## INFORMATION PROVIDED
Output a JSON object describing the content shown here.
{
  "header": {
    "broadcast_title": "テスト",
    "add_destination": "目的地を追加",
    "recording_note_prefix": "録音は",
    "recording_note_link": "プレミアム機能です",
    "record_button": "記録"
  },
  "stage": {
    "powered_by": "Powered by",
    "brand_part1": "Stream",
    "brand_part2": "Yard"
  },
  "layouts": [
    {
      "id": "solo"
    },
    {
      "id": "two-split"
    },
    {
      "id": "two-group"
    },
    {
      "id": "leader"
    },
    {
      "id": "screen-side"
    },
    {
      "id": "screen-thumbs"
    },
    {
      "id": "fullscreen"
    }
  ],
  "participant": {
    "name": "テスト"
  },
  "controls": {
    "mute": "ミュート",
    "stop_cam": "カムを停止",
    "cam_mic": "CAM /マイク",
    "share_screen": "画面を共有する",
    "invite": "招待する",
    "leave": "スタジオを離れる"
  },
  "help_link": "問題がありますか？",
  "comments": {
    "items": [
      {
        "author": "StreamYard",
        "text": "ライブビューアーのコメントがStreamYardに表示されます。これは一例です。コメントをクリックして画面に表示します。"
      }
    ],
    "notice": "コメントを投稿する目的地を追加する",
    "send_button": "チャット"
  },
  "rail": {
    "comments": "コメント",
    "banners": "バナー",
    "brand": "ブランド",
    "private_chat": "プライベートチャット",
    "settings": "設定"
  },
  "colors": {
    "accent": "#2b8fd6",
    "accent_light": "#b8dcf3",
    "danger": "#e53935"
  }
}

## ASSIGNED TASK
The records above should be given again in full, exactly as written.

## ANSWER FOR THE TASK
Output a JSON object describing the content shown here.
{
  "header": {
    "broadcast_title": "テスト",
    "add_destination": "目的地を追加",
    "recording_note_prefix": "録音は",
    "recording_note_link": "プレミアム機能です",
    "record_button": "記録"
  },
  "stage": {
    "powered_by": "Powered by",
    "brand_part1": "Stream",
    "brand_part2": "Yard"
  },
  "layouts": [
    {
      "id": "solo"
    },
    {
      "id": "two-split"
    },
    {
      "id": "two-group"
    },
    {
      "id": "leader"
    },
    {
      "id": "screen-side"
    },
    {
      "id": "screen-thumbs"
    },
    {
      "id": "fullscreen"
    }
  ],
  "participant": {
    "name": "テスト"
  },
  "controls": {
    "mute": "ミュート",
    "stop_cam": "カムを停止",
    "cam_mic": "CAM /マイク",
    "share_screen": "画面を共有する",
    "invite": "招待する",
    "leave": "スタジオを離れる"
  },
  "help_link": "問題がありますか？",
  "comments": {
    "items": [
      {
        "author": "StreamYard",
        "text": "ライブビューアーのコメントがStreamYardに表示されます。これは一例です。コメントをクリックして画面に表示します。"
      }
    ],
    "notice": "コメントを投稿する目的地を追加する",
    "send_button": "チャット"
  },
  "rail": {
    "comments": "コメント",
    "banners": "バナー",
    "brand": "ブランド",
    "private_chat": "プライベートチャット",
    "settings": "設定"
  },
  "colors": {
    "accent": "#2b8fd6",
    "accent_light": "#b8dcf3",
    "danger": "#e53935"
  }
}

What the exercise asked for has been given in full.